● **Entries from a dataset of interfaces**:
####################

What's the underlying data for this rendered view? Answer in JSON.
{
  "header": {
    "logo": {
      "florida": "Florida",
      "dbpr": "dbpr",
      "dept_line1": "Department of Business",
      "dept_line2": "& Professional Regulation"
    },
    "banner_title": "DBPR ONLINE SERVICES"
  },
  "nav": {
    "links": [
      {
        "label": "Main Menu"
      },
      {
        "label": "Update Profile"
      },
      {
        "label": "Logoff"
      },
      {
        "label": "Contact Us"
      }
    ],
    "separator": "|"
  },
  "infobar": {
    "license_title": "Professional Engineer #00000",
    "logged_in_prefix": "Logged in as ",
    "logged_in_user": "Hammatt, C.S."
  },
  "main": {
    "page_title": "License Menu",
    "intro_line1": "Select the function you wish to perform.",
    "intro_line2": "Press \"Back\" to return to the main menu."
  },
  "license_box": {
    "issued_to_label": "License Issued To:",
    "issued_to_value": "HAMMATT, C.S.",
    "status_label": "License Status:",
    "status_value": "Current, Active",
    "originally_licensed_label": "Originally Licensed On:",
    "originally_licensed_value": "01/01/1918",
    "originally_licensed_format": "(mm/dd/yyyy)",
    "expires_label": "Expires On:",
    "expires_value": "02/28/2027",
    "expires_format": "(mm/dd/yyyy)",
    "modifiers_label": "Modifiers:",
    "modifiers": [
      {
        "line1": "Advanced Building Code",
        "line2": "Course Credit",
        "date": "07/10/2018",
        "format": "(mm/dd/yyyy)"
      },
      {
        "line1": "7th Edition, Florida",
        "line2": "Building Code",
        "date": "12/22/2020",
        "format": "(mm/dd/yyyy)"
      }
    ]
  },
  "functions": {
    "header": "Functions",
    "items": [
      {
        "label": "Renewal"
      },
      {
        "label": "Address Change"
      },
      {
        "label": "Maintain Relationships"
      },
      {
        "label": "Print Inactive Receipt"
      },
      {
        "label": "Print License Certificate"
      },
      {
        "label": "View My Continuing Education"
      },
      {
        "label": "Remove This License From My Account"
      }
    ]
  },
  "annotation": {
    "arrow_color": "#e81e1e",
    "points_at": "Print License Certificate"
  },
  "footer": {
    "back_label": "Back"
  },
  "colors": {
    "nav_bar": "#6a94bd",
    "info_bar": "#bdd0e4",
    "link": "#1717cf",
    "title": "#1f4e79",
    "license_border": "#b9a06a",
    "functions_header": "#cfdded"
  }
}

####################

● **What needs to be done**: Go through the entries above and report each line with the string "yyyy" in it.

● **Exercise answer**:
    "originally_licensed_format": "(mm/dd/yyyy)",
    "expires_format": "(mm/dd/yyyy)",
        "format": "(mm/dd/yyyy)"
        "format": "(mm/dd/yyyy)"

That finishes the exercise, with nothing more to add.